Doctors can gather even more detailed information using an examination technique called transient elastography. This procedure analyzes the stiffness and percentage of connective tissue in the liver in order to determine the extent of fibrosis.
If a suspected diagnosis of PBC still has not been confirmed, a tissue sample (biopsy) in rare cases is collected from the liver and examined under a microscope. This method allows the small bile ducts to be examined directly for damage.
A liver biopsy can also clarify whether there may be an overlap with another liver disease such as autoimmune hepatitis.
It is usually not possible to cure primary biliary cholangitis. Nevertheless, medication can delay the progression of PBC, and normal life expectancy can be achieved if patients respond well to the treatment.
Primary biliary cholangitis is typically treated with ursodeoxycholic acid, abbreviated as UDCA. This is a natural bile acid that is usually only present in the human body at small concentrations. Taking it helps bile move through the liver and ducts, inhibits inflammation, and stops the formation of connective tissue (fibrosis), all of which can prevent the disease from progressing to cirrhosis. Most people tolerate UDCA well. It must be taken permanently and can have such a positive impact on the prognosis of patients with a positive biochemical response (meaning a major improvement in blood test levels), that they achieve a normal life expectancy. The protective effects of UDCA are strongest if therapy is started early in the course of the disease. Response to UDCA treatment should be verified by laboratory tests after no later than 12 months. UDCA is dosed depending on body weight and as treatment needs to be performed longterm, it is important to evaluate correct dosing by weighing in a regular fashion.
Patients who do not adequately respond to ursodeoxycholic acid are usually prescribed medications containing the synthetic bile acid obeticholic acid, which also stimulates bile flow.
Other medications used to treat PBC target the symptoms of the disease. These are frequently drugs that reduce itching. The use of artificial tears can help alleviate the symptom of dry eyes.
Without medication, the disease may damage the liver severely enough to require liver transplantation.
An active lifestyle with regular physical activity and relaxation exercises can have beneficial effects on general well-being and fatigue. A balanced diet with sufficient variety and adequate sleep can also be helpful for people with PBC.
Outlook and prognosis

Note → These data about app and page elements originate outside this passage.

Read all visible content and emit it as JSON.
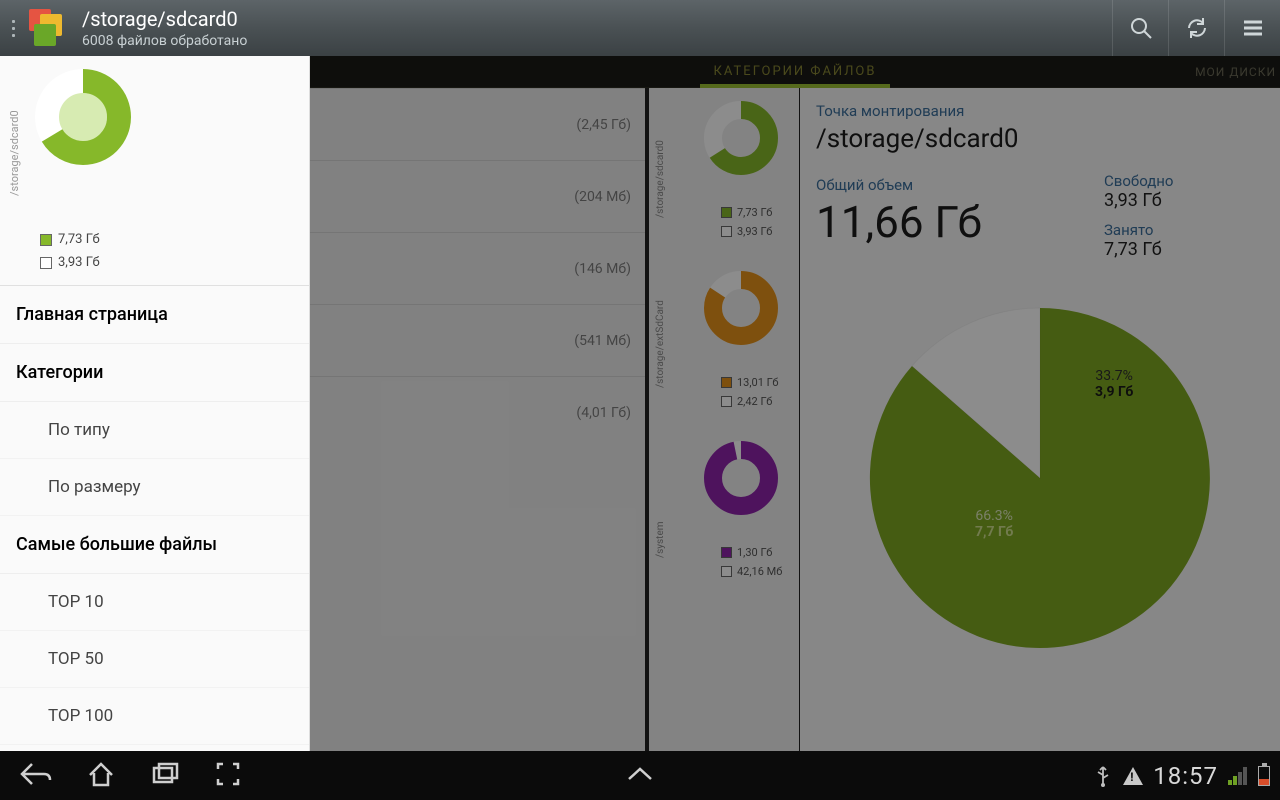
{
  "header": {
    "path": "/storage/sdcard0",
    "status": "6008 файлов обработано"
  },
  "tabs": {
    "active": "КАТЕГОРИИ ФАЙЛОВ",
    "right": "МОИ ДИСКИ"
  },
  "sidebar": {
    "disk_label": "/storage/sdcard0",
    "used": "7,73 Гб",
    "free": "3,93 Гб",
    "home": "Главная страница",
    "categories": "Категории",
    "by_type": "По типу",
    "by_size": "По размеру",
    "largest": "Самые большие файлы",
    "top10": "TOP 10",
    "top50": "TOP 50",
    "top100": "TOP 100"
  },
  "mid_sizes": [
    "(2,45 Гб)",
    "(204 Мб)",
    "(146 Мб)",
    "(541 Мб)",
    "(4,01 Гб)"
  ],
  "donuts": [
    {
      "label": "/storage/sdcard0",
      "used": "7,73 Гб",
      "free": "3,93 Гб",
      "used_pct": 66.3,
      "color": "#86b82a"
    },
    {
      "label": "/storage/extSdCard",
      "used": "13,01 Гб",
      "free": "2,42 Гб",
      "used_pct": 84.3,
      "color": "#e6921a"
    },
    {
      "label": "/system",
      "used": "1,30 Гб",
      "free": "42,16 Мб",
      "used_pct": 96.9,
      "color": "#8e24aa"
    }
  ],
  "detail": {
    "mount_label": "Точка монтирования",
    "mount_path": "/storage/sdcard0",
    "total_label": "Общий объем",
    "total_val": "11,66 Гб",
    "free_label": "Свободно",
    "free_val": "3,93 Гб",
    "used_label": "Занято",
    "used_val": "7,73 Гб"
  },
  "chart_data": {
    "type": "pie",
    "title": "",
    "slices": [
      {
        "name": "Занято",
        "pct": 66.3,
        "label": "7,7 Гб",
        "color": "#7ea821"
      },
      {
        "name": "Свободно",
        "pct": 33.7,
        "label": "3,9 Гб",
        "color": "#ffffff"
      }
    ]
  },
  "statusbar": {
    "time": "18:57"
  }
}
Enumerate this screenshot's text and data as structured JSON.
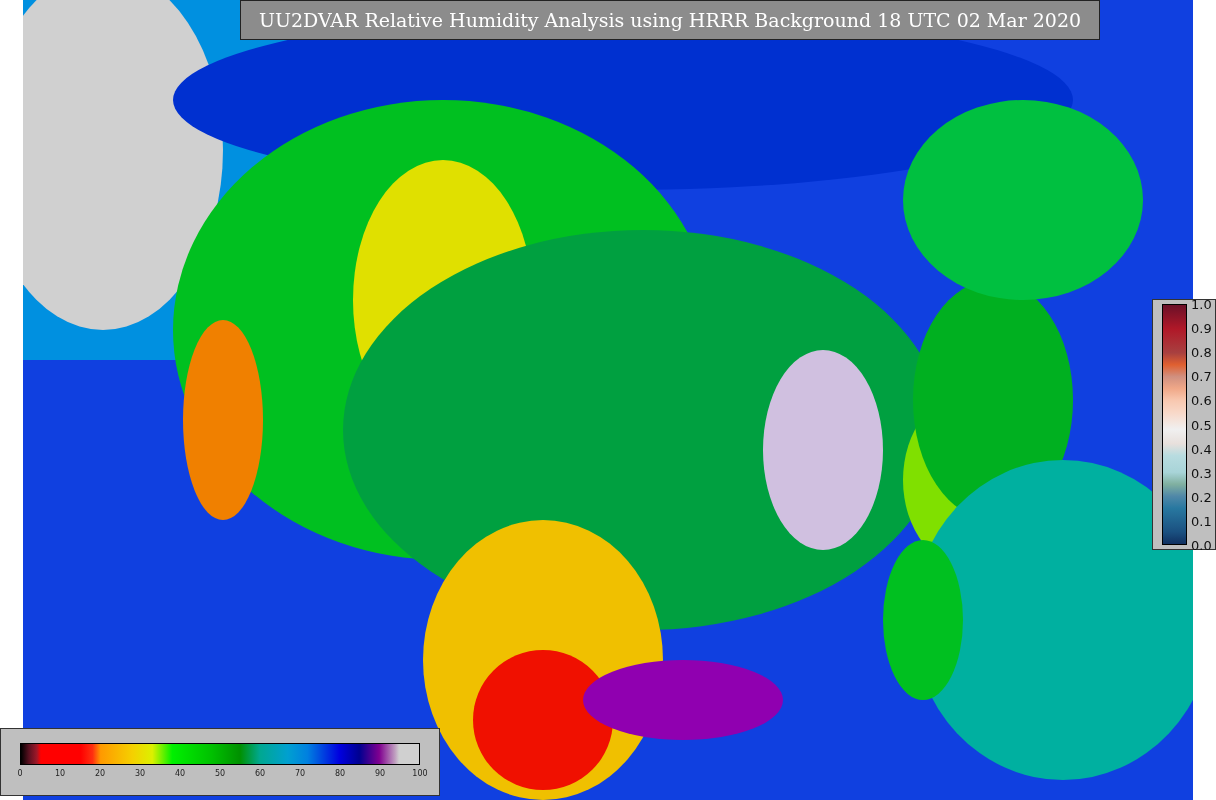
{
  "title": "UU2DVAR Relative Humidity Analysis using HRRR Background 18 UTC 02 Mar 2020",
  "humidity_scale": {
    "ticks": [
      "0",
      "10",
      "20",
      "30",
      "40",
      "50",
      "60",
      "70",
      "80",
      "90",
      "100"
    ]
  },
  "station_scale": {
    "ticks": [
      "1.0",
      "0.9",
      "0.8",
      "0.7",
      "0.6",
      "0.5",
      "0.4",
      "0.3",
      "0.2",
      "0.1",
      "0.0"
    ]
  }
}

The outlook for PBC depends on a patient’s age and gender, on the stage of the disease at the time of diagnosis, and on how well the patient responds to PBC therapy. If primary biliary cholangitis is detected at an early stage and treated thoroughly and successfully, PBC patients can maintain a normal life expectancy. On the other hand, if the disease remains untreated, there is a high risk that the liver will become increasingly injured and eventually develop cirrhosis, which often requires liver transplantation. Receiving a new liver theoretically cures a patient of PBC. Nonetheless, PBC may also develop in the newly-transplanted liver, which is why preventive UDCA therapy is usually continued after transplantation.